Task statement: Reproduce all the lines below exactly and omit the images.

Records shown:
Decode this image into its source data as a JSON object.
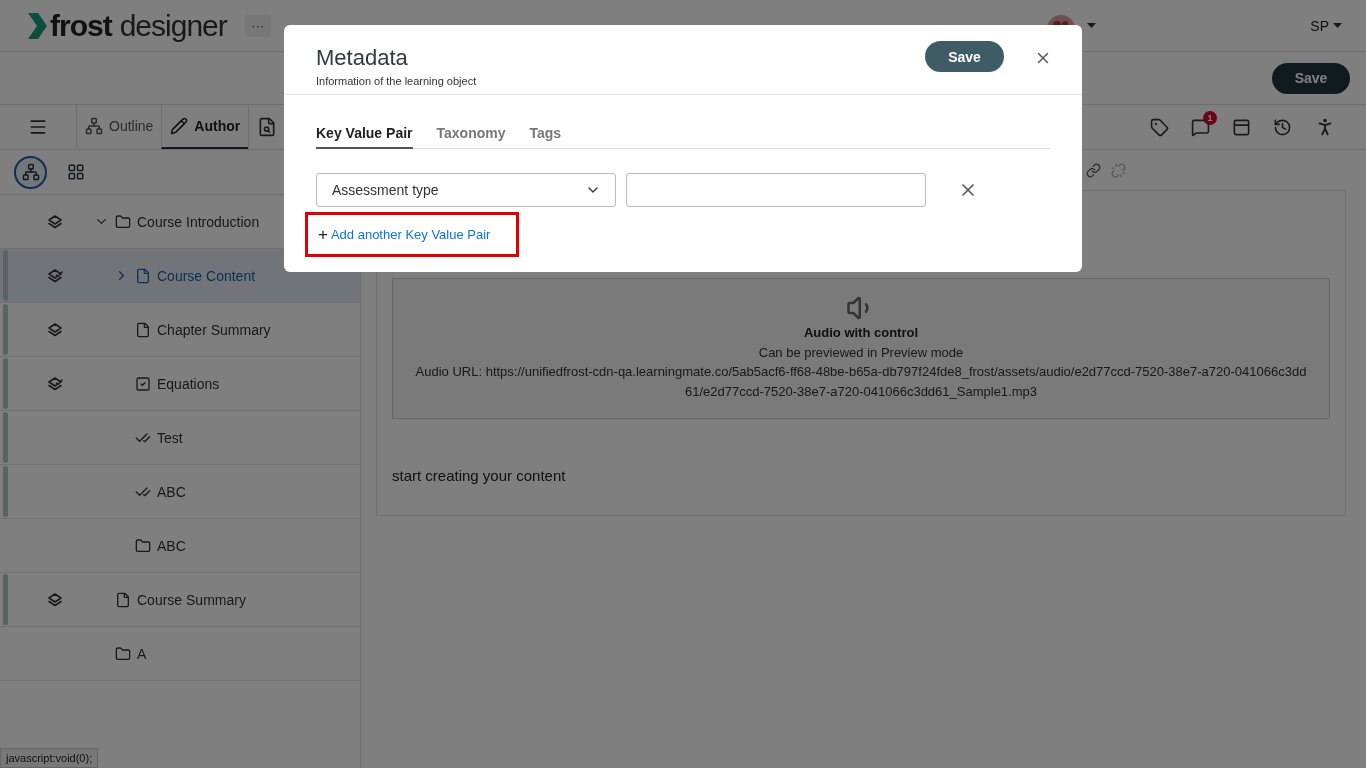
{
  "header": {
    "logo_text_bold": "frost",
    "logo_text": "designer",
    "more_button": "···",
    "user": "SP"
  },
  "save_bar": {
    "save_button": "Save"
  },
  "toolbar": {
    "tabs": [
      {
        "label": "Outline",
        "selected": false
      },
      {
        "label": "Author",
        "selected": true
      }
    ],
    "comment_badge": "1"
  },
  "sidebar": {
    "view_buttons": [
      {
        "kind": "tree",
        "selected": true
      },
      {
        "kind": "widgets",
        "selected": false
      }
    ],
    "items": [
      {
        "label": "Course Introduction",
        "kind": "folder",
        "layered": true,
        "checked": false,
        "flagged": false,
        "selected": false,
        "expanded": true,
        "children": [
          {
            "label": "Course Content",
            "kind": "page",
            "layered": true,
            "checked": true,
            "flagged": true,
            "selected": true,
            "expanded": false
          },
          {
            "label": "Chapter Summary",
            "kind": "page",
            "layered": true,
            "checked": false,
            "flagged": true,
            "selected": false
          },
          {
            "label": "Equations",
            "kind": "assessment",
            "layered": true,
            "checked": true,
            "flagged": true,
            "selected": false
          },
          {
            "label": "Test",
            "kind": "test",
            "layered": false,
            "flagged": true,
            "selected": false
          },
          {
            "label": "ABC",
            "kind": "test",
            "layered": false,
            "flagged": true,
            "selected": false
          },
          {
            "label": "ABC",
            "kind": "folder",
            "layered": false,
            "flagged": false,
            "selected": false
          }
        ]
      },
      {
        "label": "Course Summary",
        "kind": "page",
        "layered": true,
        "checked": false,
        "flagged": true,
        "selected": false
      },
      {
        "label": "A",
        "kind": "folder",
        "layered": false,
        "flagged": false,
        "selected": false
      }
    ]
  },
  "editor": {
    "audio": {
      "title": "Audio with control",
      "note": "Can be previewed in Preview mode",
      "url": "Audio URL: https://unifiedfrost-cdn-qa.learningmate.co/5ab5acf6-ff68-48be-b65a-db797f24fde8_frost/assets/audio/e2d77ccd-7520-38e7-a720-041066c3dd61/e2d77ccd-7520-38e7-a720-041066c3dd61_Sample1.mp3"
    },
    "placeholder": "start creating your content"
  },
  "status_bar": "javascript:void(0);",
  "modal": {
    "title": "Metadata",
    "subtitle": "Information of the learning object",
    "save_button": "Save",
    "tabs": [
      {
        "label": "Key Value Pair",
        "selected": true
      },
      {
        "label": "Taxonomy",
        "selected": false
      },
      {
        "label": "Tags",
        "selected": false
      }
    ],
    "pairs": [
      {
        "key": "Assessment type"
      }
    ],
    "add_link": {
      "plus": "+",
      "label": "Add another Key Value Pair",
      "highlighted": true
    }
  }
}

Exercise result:
Decode this image into its source data as a JSON object.
{
  "header": {
    "logo_text_bold": "frost",
    "logo_text": "designer",
    "more_button": "···",
    "user": "SP"
  },
  "save_bar": {
    "save_button": "Save"
  },
  "toolbar": {
    "tabs": [
      {
        "label": "Outline",
        "selected": false
      },
      {
        "label": "Author",
        "selected": true
      }
    ],
    "comment_badge": "1"
  },
  "sidebar": {
    "view_buttons": [
      {
        "kind": "tree",
        "selected": true
      },
      {
        "kind": "widgets",
        "selected": false
      }
    ],
    "items": [
      {
        "label": "Course Introduction",
        "kind": "folder",
        "layered": true,
        "checked": false,
        "flagged": false,
        "selected": false,
        "expanded": true,
        "children": [
          {
            "label": "Course Content",
            "kind": "page",
            "layered": true,
            "checked": true,
            "flagged": true,
            "selected": true,
            "expanded": false
          },
          {
            "label": "Chapter Summary",
            "kind": "page",
            "layered": true,
            "checked": false,
            "flagged": true,
            "selected": false
          },
          {
            "label": "Equations",
            "kind": "assessment",
            "layered": true,
            "checked": true,
            "flagged": true,
            "selected": false
          },
          {
            "label": "Test",
            "kind": "test",
            "layered": false,
            "flagged": true,
            "selected": false
          },
          {
            "label": "ABC",
            "kind": "test",
            "layered": false,
            "flagged": true,
            "selected": false
          },
          {
            "label": "ABC",
            "kind": "folder",
            "layered": false,
            "flagged": false,
            "selected": false
          }
        ]
      },
      {
        "label": "Course Summary",
        "kind": "page",
        "layered": true,
        "checked": false,
        "flagged": true,
        "selected": false
      },
      {
        "label": "A",
        "kind": "folder",
        "layered": false,
        "flagged": false,
        "selected": false
      }
    ]
  },
  "editor": {
    "audio": {
      "title": "Audio with control",
      "note": "Can be previewed in Preview mode",
      "url": "Audio URL: https://unifiedfrost-cdn-qa.learningmate.co/5ab5acf6-ff68-48be-b65a-db797f24fde8_frost/assets/audio/e2d77ccd-7520-38e7-a720-041066c3dd61/e2d77ccd-7520-38e7-a720-041066c3dd61_Sample1.mp3"
    },
    "placeholder": "start creating your content"
  },
  "status_bar": "javascript:void(0);",
  "modal": {
    "title": "Metadata",
    "subtitle": "Information of the learning object",
    "save_button": "Save",
    "tabs": [
      {
        "label": "Key Value Pair",
        "selected": true
      },
      {
        "label": "Taxonomy",
        "selected": false
      },
      {
        "label": "Tags",
        "selected": false
      }
    ],
    "pairs": [
      {
        "key": "Assessment type"
      }
    ],
    "add_link": {
      "plus": "+",
      "label": "Add another Key Value Pair",
      "highlighted": true
    }
  }
}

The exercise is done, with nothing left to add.